-- SOURCE MATERIAL --
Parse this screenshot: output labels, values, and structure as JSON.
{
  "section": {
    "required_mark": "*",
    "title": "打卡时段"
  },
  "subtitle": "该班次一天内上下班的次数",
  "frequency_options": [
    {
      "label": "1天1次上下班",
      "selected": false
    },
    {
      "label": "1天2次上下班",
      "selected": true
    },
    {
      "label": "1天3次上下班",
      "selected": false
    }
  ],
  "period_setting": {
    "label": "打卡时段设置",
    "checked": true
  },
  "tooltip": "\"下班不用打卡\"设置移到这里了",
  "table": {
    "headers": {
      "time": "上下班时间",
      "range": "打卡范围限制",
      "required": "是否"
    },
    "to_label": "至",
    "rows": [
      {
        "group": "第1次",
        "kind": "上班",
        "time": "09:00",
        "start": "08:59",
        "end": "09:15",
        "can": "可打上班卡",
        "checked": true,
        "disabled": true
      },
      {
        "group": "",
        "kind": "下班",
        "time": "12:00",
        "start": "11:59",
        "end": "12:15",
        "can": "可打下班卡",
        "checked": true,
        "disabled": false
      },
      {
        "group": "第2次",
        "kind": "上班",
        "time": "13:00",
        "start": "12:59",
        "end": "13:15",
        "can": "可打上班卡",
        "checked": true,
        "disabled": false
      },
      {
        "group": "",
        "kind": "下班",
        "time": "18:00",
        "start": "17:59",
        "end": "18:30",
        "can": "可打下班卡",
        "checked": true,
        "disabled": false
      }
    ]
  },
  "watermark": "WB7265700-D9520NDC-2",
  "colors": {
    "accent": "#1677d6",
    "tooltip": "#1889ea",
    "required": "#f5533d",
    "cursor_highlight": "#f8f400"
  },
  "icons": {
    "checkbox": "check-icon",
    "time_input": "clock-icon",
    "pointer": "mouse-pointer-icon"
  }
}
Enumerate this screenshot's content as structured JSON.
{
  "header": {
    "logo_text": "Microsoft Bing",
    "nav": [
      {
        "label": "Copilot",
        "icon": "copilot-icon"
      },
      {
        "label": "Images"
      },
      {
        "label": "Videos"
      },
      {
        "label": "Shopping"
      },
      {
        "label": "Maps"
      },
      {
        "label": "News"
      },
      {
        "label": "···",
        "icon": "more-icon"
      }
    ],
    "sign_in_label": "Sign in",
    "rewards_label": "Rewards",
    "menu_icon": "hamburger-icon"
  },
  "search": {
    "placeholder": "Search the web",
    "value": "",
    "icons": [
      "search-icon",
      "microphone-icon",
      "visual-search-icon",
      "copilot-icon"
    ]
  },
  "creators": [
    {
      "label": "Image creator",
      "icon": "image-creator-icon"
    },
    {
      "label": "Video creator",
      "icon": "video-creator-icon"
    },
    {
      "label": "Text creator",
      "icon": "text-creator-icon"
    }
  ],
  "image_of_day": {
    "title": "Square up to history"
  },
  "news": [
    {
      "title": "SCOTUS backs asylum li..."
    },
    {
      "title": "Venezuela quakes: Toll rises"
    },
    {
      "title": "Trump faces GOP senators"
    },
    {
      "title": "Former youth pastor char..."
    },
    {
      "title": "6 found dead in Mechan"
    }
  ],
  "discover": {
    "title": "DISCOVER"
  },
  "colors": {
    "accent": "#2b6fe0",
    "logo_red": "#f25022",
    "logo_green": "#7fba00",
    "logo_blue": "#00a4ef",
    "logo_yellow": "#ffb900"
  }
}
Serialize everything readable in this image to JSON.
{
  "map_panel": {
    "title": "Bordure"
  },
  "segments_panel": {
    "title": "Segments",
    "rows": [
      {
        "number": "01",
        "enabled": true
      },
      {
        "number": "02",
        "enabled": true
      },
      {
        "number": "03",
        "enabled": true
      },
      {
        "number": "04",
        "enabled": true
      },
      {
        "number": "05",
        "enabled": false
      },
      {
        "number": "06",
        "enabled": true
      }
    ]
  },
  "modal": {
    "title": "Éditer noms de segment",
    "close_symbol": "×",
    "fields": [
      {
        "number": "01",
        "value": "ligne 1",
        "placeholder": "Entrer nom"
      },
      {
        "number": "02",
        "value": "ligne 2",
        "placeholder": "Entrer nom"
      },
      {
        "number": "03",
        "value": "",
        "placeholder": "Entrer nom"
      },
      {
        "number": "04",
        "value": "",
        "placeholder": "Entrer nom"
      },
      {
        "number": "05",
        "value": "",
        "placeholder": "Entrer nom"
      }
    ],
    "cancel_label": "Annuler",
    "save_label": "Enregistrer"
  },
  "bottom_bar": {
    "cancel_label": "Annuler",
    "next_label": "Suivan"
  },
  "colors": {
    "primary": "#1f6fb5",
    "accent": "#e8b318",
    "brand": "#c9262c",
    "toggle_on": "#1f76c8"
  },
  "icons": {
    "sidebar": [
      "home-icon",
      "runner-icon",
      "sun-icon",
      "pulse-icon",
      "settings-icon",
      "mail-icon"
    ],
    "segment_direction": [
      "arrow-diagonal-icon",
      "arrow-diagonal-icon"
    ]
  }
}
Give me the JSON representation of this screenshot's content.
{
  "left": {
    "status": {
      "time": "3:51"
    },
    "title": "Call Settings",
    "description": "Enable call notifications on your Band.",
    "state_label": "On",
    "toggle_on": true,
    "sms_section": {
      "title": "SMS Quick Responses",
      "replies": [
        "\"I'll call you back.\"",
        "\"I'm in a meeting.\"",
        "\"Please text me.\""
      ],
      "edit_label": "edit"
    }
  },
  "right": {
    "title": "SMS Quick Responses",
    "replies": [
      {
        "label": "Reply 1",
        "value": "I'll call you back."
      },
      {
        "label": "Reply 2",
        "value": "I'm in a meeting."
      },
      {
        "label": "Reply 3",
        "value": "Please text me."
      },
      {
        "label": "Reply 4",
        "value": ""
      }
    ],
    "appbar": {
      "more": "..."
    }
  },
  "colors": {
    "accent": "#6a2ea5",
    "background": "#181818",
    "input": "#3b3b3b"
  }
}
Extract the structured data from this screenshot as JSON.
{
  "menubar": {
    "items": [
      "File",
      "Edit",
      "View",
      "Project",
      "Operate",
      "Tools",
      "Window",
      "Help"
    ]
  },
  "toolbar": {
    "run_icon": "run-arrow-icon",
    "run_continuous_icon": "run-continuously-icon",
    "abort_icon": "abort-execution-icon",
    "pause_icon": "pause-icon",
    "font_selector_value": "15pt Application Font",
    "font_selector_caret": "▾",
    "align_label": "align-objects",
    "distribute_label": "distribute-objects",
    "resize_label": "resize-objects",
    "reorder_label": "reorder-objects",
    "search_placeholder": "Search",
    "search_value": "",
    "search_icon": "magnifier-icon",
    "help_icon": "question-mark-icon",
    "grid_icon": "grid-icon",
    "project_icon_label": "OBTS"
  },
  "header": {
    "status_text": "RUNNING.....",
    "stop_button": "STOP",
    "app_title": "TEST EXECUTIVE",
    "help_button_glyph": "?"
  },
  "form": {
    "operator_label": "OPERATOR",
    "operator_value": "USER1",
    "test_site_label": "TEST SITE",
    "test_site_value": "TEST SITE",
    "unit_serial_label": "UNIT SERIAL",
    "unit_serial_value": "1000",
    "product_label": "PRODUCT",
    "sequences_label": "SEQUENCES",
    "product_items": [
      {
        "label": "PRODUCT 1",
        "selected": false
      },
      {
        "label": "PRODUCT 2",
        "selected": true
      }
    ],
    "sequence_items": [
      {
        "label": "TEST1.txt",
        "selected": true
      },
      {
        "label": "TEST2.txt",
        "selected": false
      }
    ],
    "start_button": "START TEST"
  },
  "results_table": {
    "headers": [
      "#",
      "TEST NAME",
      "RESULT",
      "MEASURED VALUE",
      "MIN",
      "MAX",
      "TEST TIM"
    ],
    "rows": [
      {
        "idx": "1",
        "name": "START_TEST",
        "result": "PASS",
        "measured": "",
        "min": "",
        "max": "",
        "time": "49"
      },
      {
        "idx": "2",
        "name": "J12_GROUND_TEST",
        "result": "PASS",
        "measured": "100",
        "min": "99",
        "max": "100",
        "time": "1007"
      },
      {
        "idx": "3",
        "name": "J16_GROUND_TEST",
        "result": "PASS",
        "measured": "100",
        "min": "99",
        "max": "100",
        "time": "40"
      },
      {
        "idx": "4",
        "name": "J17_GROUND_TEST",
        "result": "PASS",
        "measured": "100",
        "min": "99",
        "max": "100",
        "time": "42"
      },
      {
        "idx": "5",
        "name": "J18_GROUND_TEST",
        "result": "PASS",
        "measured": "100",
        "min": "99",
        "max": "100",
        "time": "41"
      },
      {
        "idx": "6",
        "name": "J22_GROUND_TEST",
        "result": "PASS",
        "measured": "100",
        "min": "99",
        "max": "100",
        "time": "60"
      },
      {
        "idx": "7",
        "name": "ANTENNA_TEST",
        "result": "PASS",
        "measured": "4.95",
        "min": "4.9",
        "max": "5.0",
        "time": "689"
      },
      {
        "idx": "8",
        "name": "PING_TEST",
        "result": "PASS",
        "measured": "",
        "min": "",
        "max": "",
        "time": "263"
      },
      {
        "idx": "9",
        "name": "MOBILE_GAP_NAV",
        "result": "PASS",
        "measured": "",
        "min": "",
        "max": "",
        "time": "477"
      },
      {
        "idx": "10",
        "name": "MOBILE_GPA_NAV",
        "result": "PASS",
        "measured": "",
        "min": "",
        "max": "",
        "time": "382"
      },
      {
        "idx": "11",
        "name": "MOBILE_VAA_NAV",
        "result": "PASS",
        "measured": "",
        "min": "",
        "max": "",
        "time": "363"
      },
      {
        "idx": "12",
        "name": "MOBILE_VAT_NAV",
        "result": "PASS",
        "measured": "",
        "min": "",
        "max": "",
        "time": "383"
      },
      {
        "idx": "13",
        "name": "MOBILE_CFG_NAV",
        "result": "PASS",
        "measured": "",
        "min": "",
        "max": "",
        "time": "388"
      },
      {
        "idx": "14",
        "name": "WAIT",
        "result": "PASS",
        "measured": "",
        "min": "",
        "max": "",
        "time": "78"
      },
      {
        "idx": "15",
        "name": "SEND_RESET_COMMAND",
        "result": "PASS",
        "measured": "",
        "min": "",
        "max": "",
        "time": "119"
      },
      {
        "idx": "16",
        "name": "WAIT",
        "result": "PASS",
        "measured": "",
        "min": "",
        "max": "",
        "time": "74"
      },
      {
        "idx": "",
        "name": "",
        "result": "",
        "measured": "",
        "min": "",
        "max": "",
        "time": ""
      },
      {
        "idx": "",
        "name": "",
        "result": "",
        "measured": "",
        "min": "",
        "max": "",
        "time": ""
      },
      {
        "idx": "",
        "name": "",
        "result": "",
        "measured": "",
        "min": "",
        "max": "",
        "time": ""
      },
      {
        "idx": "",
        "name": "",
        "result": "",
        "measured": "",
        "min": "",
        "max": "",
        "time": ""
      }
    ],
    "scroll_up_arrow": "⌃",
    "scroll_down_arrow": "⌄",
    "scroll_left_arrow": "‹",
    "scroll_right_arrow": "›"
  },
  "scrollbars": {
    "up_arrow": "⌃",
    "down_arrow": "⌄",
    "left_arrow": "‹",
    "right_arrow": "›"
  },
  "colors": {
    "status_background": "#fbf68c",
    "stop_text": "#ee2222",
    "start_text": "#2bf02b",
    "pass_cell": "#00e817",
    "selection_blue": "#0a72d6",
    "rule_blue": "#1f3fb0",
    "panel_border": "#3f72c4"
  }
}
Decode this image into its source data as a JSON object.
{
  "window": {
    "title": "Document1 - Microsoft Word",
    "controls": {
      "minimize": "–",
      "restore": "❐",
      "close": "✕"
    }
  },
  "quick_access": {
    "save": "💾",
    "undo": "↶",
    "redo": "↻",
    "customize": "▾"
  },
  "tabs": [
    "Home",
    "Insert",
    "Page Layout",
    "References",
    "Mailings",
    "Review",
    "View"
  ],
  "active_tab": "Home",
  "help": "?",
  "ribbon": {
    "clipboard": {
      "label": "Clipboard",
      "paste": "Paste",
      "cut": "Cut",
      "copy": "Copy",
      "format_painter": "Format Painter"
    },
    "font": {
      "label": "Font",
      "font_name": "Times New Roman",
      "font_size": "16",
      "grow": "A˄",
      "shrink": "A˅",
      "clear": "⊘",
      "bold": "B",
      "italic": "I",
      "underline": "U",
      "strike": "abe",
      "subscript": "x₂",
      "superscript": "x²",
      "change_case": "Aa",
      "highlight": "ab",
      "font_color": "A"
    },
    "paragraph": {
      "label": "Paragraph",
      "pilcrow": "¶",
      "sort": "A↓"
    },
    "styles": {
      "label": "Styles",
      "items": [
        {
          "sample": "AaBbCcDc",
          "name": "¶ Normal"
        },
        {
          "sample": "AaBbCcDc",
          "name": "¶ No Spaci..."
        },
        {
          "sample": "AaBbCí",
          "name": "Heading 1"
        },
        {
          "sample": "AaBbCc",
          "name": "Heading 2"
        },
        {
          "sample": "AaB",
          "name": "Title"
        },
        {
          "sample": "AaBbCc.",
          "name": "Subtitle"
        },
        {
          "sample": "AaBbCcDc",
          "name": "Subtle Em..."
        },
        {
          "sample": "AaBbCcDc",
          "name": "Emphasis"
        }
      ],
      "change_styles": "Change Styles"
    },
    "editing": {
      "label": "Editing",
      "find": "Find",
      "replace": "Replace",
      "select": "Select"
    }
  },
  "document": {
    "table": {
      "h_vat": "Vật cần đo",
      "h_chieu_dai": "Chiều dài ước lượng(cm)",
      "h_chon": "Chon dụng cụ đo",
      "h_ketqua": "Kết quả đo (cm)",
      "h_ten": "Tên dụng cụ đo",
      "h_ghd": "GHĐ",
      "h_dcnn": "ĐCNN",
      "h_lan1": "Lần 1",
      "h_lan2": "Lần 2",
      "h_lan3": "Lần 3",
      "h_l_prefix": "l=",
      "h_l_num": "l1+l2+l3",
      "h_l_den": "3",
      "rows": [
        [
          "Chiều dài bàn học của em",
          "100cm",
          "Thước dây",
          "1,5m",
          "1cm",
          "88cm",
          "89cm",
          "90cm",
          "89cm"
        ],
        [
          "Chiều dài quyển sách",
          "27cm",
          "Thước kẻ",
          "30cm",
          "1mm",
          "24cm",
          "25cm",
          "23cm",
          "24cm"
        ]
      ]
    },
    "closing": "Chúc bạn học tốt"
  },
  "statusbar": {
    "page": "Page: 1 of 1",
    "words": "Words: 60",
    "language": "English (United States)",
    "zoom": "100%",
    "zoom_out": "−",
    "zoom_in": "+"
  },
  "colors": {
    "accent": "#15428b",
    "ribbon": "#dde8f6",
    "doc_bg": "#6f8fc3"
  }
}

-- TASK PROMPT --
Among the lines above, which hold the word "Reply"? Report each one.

-- ANSWER AREA --
        "label": "Reply 1",
        "label": "Reply 2",
        "label": "Reply 3",
        "label": "Reply 4",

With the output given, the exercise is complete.